Nike stuck with Lance Armstrong to the bitter end and has backed through thick and thin golf demigod Tiger Woods, the keystone of its golf program. But the brand moved with remarkable expedience (for Nike) to suspend its relationship with Olympian and Paralympian Oscar Pistorius, on trial for allegedly murdering his girlfriend. No need to rehash the news, since the star -- really needing no introduction the world over, as ring announcers used to say to introduce Mike Tyson -- has been all over the news.
It's not the final straw for Nike ... yet, per a company statement, which is as terse as can be expected for a situation like this: "Nike has suspended its contract with Oscar Pistorius. We believe Oscar Pistorius should be afforded due process and we will continue to monitor the situation closely."
But it can't help that Pistorius has admitted to having shot his girlfriend, the model Reeva Steenkamp, ostensibly mistaking her for an intruder. Is Nike taking a more balanced "innocent until proven guilty" position, or acting quickly to distance itself? Is there a moral imperative for brands to assume a sponsored athlete is innocent until proven guilty? No, say marketers and analysts.
David Steinberg, founder and CEO of Manhattan-based marketing firm XL Marketing, says Nike has probably stuck by athletes too long in the past, and is now acting expediently to back away from Pistorius. "Yes, it's a knee-jerk reaction, because in the past they have stood by athletes and it has come back to burn them," he says.
Nike has been a long-term sponsor of Tiger Woods, as he is a massive part of their golf strategy. The obvious difference between Woods and Pistorius: unless Florida law asserts that marital cheating is a crime, he didn't break the law. "And they couldn't really terminate him without essentially shutting down their golf division." And like buying more shares of a stock at a low point, it has paid off long-term as he has renovated his reputation.

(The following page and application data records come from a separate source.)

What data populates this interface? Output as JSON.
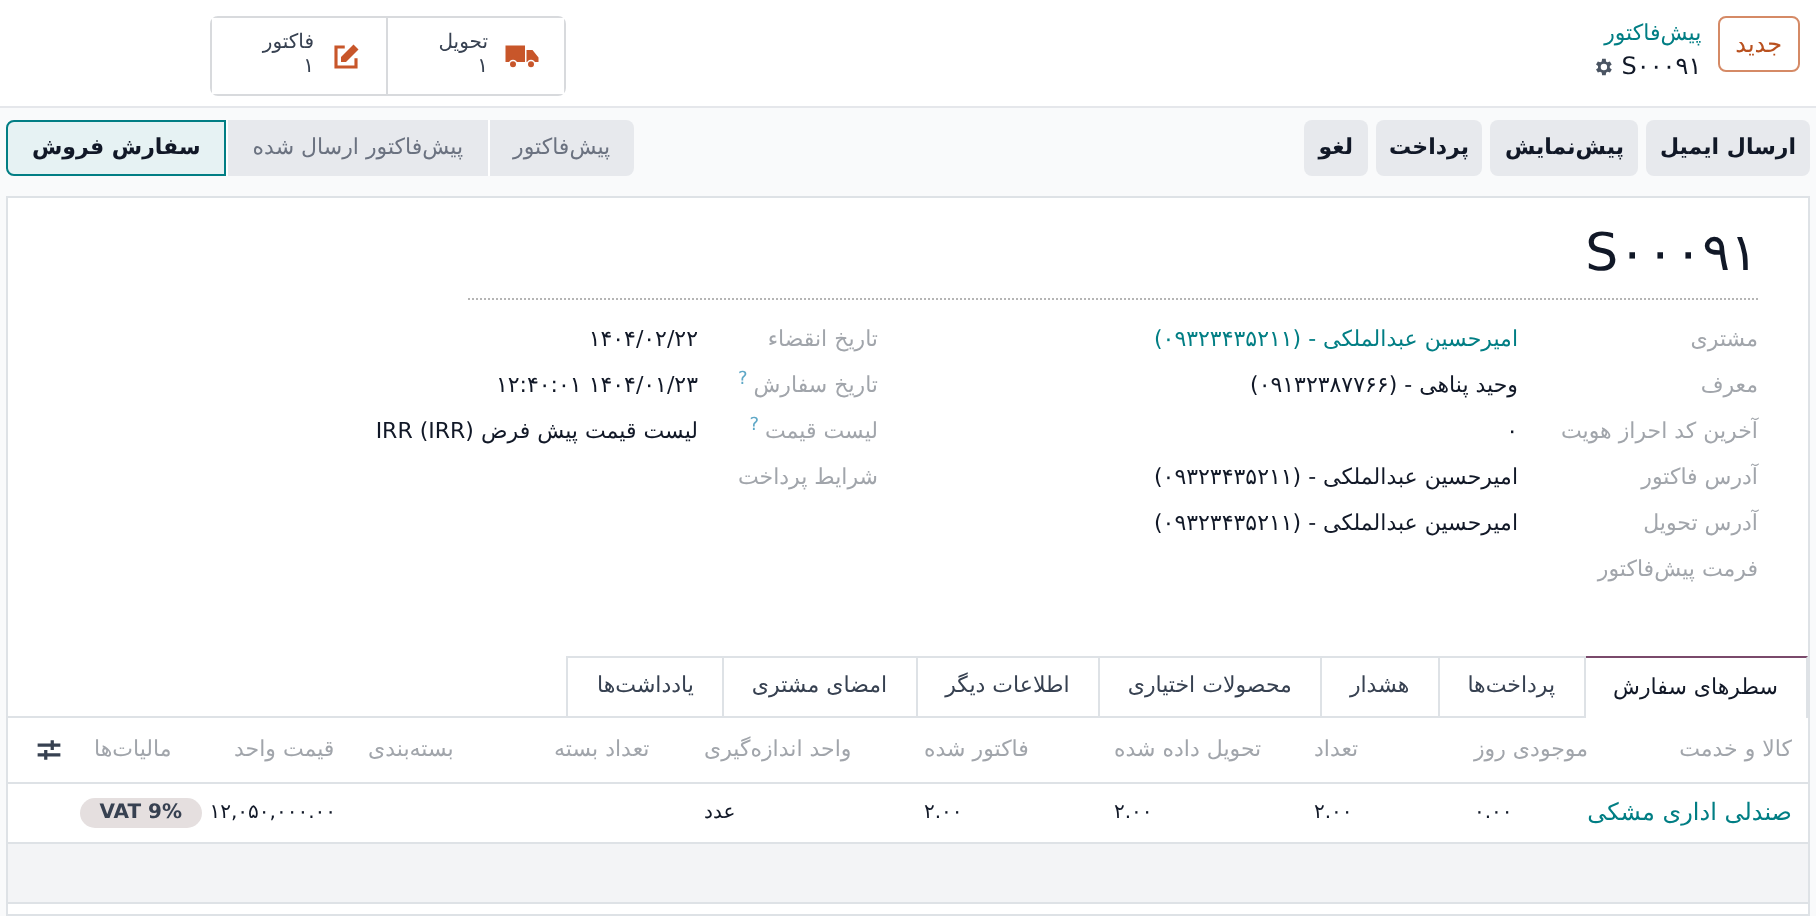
{
  "new_button": "جدید",
  "breadcrumb": {
    "parent": "پیش‌فاکتور",
    "record": "S۰۰۰۹۱"
  },
  "smart_buttons": [
    {
      "kind": "delivery",
      "label": "تحویل",
      "count": "۱"
    },
    {
      "kind": "invoice",
      "label": "فاکتور",
      "count": "۱"
    }
  ],
  "actions": [
    "ارسال ایمیل",
    "پیش‌نمایش",
    "پرداخت",
    "لغو"
  ],
  "stages": [
    {
      "label": "پیش‌فاکتور",
      "selected": false
    },
    {
      "label": "پیش‌فاکتور ارسال شده",
      "selected": false
    },
    {
      "label": "سفارش فروش",
      "selected": true
    }
  ],
  "title": "S۰۰۰۹۱",
  "fields_right": [
    {
      "label": "مشتری",
      "value": "امیرحسین عبدالملکی - (۰۹۳۲۳۴۳۵۲۱۱)",
      "link": true
    },
    {
      "label": "معرف",
      "value": "وحید پناهی - (۰۹۱۳۲۳۸۷۷۶۶)",
      "link": false
    },
    {
      "label": "آخرین کد احراز هویت",
      "value": "۰",
      "link": false
    },
    {
      "label": "آدرس فاکتور",
      "value": "امیرحسین عبدالملکی - (۰۹۳۲۳۴۳۵۲۱۱)",
      "link": false
    },
    {
      "label": "آدرس تحویل",
      "value": "امیرحسین عبدالملکی - (۰۹۳۲۳۴۳۵۲۱۱)",
      "link": false
    },
    {
      "label": "فرمت پیش‌فاکتور"
    }
  ],
  "fields_left": [
    {
      "label": "تاریخ انقضاء",
      "value": "۱۴۰۴/۰۲/۲۲"
    },
    {
      "label": "تاریخ سفارش",
      "help": "?",
      "value": "۱۴۰۴/۰۱/۲۳ ۱۲:۴۰:۰۱"
    },
    {
      "label": "لیست قیمت",
      "help": "?",
      "value": "لیست قیمت پیش فرض IRR (IRR)"
    },
    {
      "label": "شرایط پرداخت"
    }
  ],
  "tabs": [
    {
      "label": "سطرهای سفارش",
      "selected": true
    },
    {
      "label": "پرداخت‌ها",
      "selected": false
    },
    {
      "label": "هشدار",
      "selected": false
    },
    {
      "label": "محصولات اختیاری",
      "selected": false
    },
    {
      "label": "اطلاعات دیگر",
      "selected": false
    },
    {
      "label": "امضای مشتری",
      "selected": false
    },
    {
      "label": "یادداشت‌ها",
      "selected": false
    }
  ],
  "table": {
    "columns": [
      "کالا و خدمت",
      "موجودی روز",
      "تعداد",
      "تحویل داده شده",
      "فاکتور شده",
      "واحد اندازه‌گیری",
      "تعداد بسته",
      "بسته‌بندی",
      "قیمت واحد",
      "مالیات‌ها"
    ],
    "rows": [
      {
        "product": "صندلی اداری مشکی",
        "on_hand": "۰.۰۰",
        "quantity": "۲.۰۰",
        "delivered": "۲.۰۰",
        "invoiced": "۲.۰۰",
        "uom": "عدد",
        "price": "۱۲,۰۵۰,۰۰۰.۰۰",
        "taxes": [
          "VAT 9%"
        ]
      }
    ]
  }
}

On the other hand, Nike was chastened by having stuck by Armstrong for over a decade, keeping him in the spokesperson/sponsorship stable all the way up until he severed his relationship with LiveStrong last October because of “seemingly insurmountable evidence” that he had been doping, and by not admitting that had misled the company. Nike wasn't alone. RadioShack and Budweiser also dropped him around the same time. At the time, analysts were unanimous in asserting that the Armstrong brand had suffered a fatal keelhauling.